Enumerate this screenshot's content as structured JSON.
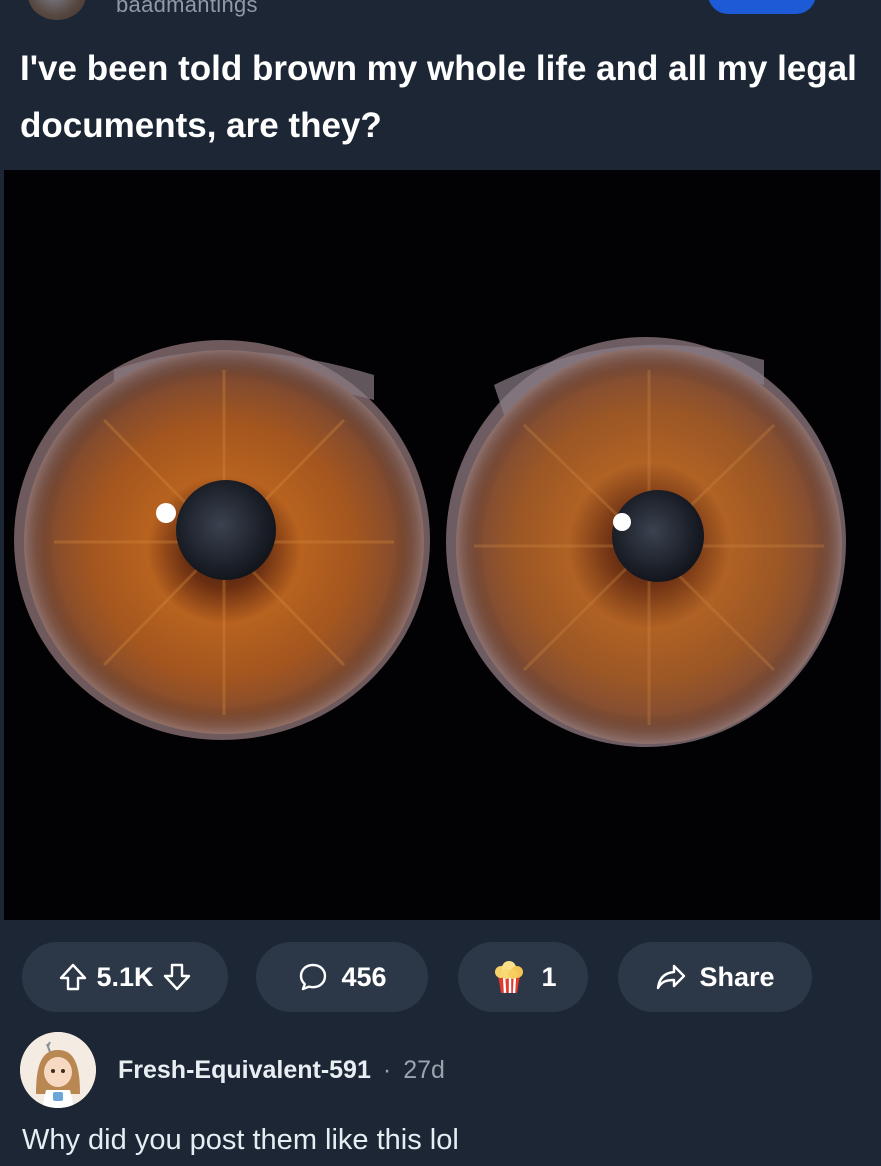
{
  "post": {
    "username": "baadmantings",
    "title": "I've been told brown my whole life and all my legal documents, are they?",
    "image_icon": "two-brown-irises-image"
  },
  "actions": {
    "vote_count": "5.1K",
    "comment_count": "456",
    "award_count": "1",
    "share_label": "Share",
    "icons": {
      "upvote": "arrow-up-icon",
      "downvote": "arrow-down-icon",
      "comment": "speech-bubble-icon",
      "award": "popcorn-award-icon",
      "share": "share-arrow-icon"
    }
  },
  "comment": {
    "author": "Fresh-Equivalent-591",
    "separator": "·",
    "age": "27d",
    "body": "Why did you post them like this lol"
  },
  "colors": {
    "background": "#1c2634",
    "pill": "#2c3847",
    "accent_button": "#1d5bd6",
    "iris": "#a0521f"
  }
}
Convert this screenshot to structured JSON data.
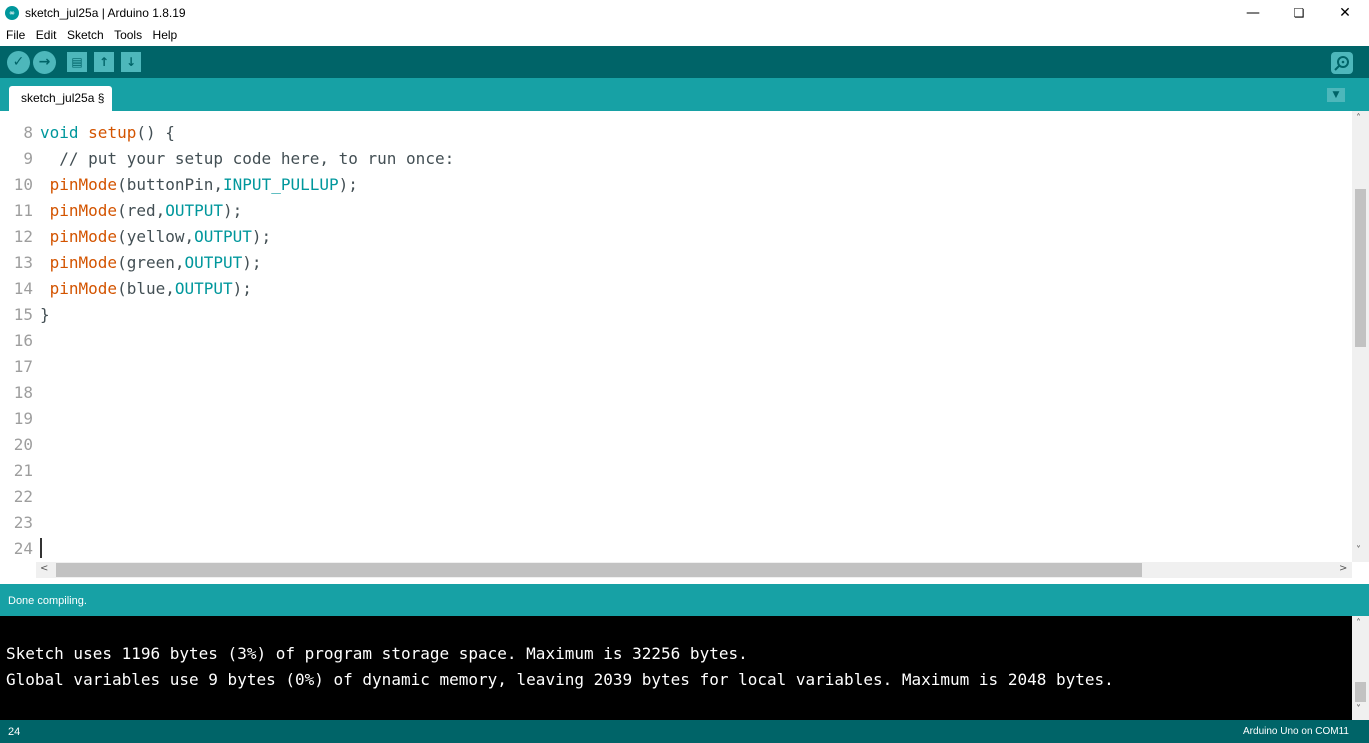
{
  "window": {
    "title": "sketch_jul25a | Arduino 1.8.19",
    "minimize_icon": "minimize-icon",
    "maximize_icon": "restore-icon",
    "close_icon": "close-icon",
    "minimize": "—",
    "restore": "❏",
    "close": "✕",
    "app_icon": "∞"
  },
  "menu": {
    "items": [
      "File",
      "Edit",
      "Sketch",
      "Tools",
      "Help"
    ]
  },
  "toolbar": {
    "verify_icon": "✓",
    "upload_icon": "→",
    "new_icon": "▤",
    "open_icon": "↑",
    "save_icon": "↓"
  },
  "tabs": {
    "active_label": "sketch_jul25a §",
    "menu_icon": "▼"
  },
  "editor": {
    "line_numbers": [
      "8",
      "9",
      "10",
      "11",
      "12",
      "13",
      "14",
      "15",
      "16",
      "17",
      "18",
      "19",
      "20",
      "21",
      "22",
      "23",
      "24"
    ],
    "line7_stub": "-",
    "l8_void": "void",
    "l8_fn": "setup",
    "l8_rest": "() {",
    "l9_comment": "  // put your setup code here, to run once:",
    "l10_fn": " pinMode",
    "l10_args": "(buttonPin,",
    "l10_const": "INPUT_PULLUP",
    "l10_end": ");",
    "l11_fn": " pinMode",
    "l11_args": "(red,",
    "l11_const": "OUTPUT",
    "l11_end": ");",
    "l12_fn": " pinMode",
    "l12_args": "(yellow,",
    "l12_const": "OUTPUT",
    "l12_end": ");",
    "l13_fn": " pinMode",
    "l13_args": "(green,",
    "l13_const": "OUTPUT",
    "l13_end": ");",
    "l14_fn": " pinMode",
    "l14_args": "(blue,",
    "l14_const": "OUTPUT",
    "l14_end": ");",
    "l15": "}"
  },
  "scroll": {
    "up": "˄",
    "down": "˅",
    "left": "<",
    "right": ">"
  },
  "status": {
    "message": "Done compiling."
  },
  "console": {
    "lines": [
      "Sketch uses 1196 bytes (3%) of program storage space. Maximum is 32256 bytes.",
      "Global variables use 9 bytes (0%) of dynamic memory, leaving 2039 bytes for local variables. Maximum is 2048 bytes."
    ]
  },
  "footer": {
    "line": "24",
    "board": "Arduino Uno on COM11"
  },
  "colors": {
    "toolbar": "#006468",
    "tabbar": "#17a1a5",
    "keyword": "#00979c",
    "function": "#d35400"
  }
}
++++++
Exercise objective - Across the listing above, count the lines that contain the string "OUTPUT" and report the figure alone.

Completed task - 4